■ **Recorded data**

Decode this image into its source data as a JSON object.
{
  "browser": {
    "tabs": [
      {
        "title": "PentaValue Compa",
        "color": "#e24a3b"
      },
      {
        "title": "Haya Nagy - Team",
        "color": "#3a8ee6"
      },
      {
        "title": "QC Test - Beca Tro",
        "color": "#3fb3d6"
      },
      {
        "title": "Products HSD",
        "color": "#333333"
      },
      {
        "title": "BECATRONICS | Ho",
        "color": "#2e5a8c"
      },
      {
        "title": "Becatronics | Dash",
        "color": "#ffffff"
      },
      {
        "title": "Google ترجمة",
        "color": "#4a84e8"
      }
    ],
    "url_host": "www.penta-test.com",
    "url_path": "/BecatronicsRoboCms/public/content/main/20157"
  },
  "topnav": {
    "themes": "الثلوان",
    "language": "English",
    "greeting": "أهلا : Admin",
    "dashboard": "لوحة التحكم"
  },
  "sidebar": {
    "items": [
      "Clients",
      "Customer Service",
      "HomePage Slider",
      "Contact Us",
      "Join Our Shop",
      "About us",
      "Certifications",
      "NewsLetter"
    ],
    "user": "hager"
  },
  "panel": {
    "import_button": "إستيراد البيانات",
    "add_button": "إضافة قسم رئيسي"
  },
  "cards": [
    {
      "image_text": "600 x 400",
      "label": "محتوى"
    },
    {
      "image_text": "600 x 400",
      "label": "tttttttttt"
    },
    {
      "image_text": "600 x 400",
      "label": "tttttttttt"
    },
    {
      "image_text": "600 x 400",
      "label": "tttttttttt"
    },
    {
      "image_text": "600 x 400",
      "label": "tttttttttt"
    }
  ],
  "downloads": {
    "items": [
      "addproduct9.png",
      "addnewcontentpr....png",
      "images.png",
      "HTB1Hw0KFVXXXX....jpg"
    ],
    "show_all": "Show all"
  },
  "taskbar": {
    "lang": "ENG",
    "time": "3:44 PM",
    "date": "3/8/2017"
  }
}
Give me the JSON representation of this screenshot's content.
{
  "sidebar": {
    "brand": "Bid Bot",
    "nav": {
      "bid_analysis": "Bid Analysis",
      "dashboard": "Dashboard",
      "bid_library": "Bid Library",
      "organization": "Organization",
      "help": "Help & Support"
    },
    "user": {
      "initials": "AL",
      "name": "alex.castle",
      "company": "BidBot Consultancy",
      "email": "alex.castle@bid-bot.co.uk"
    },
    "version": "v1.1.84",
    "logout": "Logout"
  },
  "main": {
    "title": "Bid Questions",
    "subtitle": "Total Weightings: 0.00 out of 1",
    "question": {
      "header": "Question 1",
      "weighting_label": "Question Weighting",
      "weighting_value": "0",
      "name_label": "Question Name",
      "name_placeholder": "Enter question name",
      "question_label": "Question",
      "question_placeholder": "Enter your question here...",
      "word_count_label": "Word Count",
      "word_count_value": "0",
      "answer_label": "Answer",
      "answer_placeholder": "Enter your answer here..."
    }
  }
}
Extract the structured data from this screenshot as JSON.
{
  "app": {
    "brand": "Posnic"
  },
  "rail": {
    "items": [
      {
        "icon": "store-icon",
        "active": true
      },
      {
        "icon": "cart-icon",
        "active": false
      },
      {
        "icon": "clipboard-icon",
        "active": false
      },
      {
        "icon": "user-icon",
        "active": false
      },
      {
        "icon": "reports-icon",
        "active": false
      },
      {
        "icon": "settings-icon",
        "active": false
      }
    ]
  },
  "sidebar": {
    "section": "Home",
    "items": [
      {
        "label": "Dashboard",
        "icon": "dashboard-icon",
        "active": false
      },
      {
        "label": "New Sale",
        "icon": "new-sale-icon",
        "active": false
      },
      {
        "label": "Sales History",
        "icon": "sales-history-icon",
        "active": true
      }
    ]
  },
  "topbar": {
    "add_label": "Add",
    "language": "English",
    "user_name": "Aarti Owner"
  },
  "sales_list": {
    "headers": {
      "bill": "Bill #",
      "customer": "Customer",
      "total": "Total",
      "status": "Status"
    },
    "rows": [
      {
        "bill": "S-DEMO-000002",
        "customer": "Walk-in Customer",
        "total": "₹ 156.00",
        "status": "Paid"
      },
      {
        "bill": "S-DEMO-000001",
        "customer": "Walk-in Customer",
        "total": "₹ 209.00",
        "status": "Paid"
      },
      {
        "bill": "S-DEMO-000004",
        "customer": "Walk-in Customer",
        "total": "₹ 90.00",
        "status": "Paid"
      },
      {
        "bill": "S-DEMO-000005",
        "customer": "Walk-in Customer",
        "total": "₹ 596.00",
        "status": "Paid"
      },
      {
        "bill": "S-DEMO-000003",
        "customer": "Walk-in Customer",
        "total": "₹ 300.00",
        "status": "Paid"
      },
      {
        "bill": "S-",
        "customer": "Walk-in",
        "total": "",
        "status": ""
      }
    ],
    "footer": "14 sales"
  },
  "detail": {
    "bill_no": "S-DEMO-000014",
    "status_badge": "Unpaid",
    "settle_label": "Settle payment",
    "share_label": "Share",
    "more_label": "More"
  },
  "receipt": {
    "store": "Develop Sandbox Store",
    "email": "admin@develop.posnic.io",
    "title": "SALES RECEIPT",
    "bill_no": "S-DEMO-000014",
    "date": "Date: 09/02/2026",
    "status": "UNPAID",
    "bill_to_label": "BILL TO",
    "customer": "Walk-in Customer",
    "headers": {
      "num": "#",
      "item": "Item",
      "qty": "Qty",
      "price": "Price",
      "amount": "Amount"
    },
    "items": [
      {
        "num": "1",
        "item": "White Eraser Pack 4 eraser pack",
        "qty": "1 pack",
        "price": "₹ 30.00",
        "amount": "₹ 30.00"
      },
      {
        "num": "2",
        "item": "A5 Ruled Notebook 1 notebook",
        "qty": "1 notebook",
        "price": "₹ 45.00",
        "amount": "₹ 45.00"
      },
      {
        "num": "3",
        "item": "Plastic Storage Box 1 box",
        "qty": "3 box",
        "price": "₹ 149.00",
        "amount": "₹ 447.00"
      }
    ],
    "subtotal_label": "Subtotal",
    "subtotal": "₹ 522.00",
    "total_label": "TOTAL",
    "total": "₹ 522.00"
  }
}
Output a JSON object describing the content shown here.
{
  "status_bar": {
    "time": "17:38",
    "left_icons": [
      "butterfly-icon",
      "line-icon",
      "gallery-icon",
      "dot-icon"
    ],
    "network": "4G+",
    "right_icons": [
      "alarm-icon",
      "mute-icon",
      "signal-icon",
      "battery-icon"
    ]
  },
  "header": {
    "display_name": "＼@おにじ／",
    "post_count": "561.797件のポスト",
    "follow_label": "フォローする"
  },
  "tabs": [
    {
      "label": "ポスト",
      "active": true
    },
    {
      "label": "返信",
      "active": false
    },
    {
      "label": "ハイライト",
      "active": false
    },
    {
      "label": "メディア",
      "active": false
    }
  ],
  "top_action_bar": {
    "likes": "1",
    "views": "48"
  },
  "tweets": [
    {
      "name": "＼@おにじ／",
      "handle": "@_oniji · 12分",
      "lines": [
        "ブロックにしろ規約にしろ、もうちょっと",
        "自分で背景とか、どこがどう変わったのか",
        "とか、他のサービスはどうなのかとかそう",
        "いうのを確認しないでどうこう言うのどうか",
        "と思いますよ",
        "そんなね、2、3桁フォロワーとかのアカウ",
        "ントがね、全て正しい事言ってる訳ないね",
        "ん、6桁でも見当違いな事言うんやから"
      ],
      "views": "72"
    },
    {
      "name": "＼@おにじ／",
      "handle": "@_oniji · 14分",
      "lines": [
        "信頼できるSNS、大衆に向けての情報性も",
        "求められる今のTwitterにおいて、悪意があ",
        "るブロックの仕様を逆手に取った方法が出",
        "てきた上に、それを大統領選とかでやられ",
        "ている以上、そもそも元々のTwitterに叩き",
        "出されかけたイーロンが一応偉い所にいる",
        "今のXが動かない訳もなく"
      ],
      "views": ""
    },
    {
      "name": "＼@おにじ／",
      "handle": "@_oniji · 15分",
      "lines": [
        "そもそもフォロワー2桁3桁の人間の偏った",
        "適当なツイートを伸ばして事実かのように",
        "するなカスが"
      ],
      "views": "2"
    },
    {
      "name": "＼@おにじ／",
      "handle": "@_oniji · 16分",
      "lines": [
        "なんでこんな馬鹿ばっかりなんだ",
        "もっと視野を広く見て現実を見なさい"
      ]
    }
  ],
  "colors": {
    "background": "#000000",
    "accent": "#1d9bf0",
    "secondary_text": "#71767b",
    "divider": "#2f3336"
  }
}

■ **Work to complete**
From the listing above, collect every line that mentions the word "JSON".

■ **Task result**
Decode this image into its source data as a JSON object.
Give me the JSON representation of this screenshot's content.
Extract the structured data from this screenshot as JSON.
Output a JSON object describing the content shown here.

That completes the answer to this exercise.